§ TASK BRIEF: Nothing but a number should be given: the count of lines in the data that include the string "icon".

--- START ---

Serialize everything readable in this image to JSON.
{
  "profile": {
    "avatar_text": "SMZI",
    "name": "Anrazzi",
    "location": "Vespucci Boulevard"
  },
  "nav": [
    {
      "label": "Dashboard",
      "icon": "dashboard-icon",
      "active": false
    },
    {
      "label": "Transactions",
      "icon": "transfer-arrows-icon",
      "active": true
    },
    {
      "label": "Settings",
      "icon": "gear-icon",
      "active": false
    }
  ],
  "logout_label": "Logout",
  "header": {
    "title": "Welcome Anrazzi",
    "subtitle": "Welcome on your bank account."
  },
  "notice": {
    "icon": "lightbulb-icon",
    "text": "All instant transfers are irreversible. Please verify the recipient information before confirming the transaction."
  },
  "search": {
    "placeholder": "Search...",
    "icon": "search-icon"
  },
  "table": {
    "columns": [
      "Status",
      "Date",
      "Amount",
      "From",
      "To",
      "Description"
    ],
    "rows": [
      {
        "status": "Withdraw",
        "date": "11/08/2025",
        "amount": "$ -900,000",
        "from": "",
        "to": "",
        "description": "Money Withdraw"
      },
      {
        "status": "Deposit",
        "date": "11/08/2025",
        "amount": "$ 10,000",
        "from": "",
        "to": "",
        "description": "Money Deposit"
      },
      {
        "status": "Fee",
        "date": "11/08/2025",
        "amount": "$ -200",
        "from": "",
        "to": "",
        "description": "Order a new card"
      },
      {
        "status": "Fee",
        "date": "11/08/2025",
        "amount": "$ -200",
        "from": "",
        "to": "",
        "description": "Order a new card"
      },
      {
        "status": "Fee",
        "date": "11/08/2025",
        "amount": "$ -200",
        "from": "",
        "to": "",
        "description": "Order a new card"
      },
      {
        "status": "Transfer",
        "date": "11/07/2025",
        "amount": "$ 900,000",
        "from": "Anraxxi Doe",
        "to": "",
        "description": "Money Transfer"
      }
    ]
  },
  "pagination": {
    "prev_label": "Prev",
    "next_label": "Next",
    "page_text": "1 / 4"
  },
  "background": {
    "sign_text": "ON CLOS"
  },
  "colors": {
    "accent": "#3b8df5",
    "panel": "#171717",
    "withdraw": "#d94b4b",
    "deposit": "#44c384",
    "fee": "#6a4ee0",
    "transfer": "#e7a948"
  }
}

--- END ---

§ EXPECTED OUTPUT: 5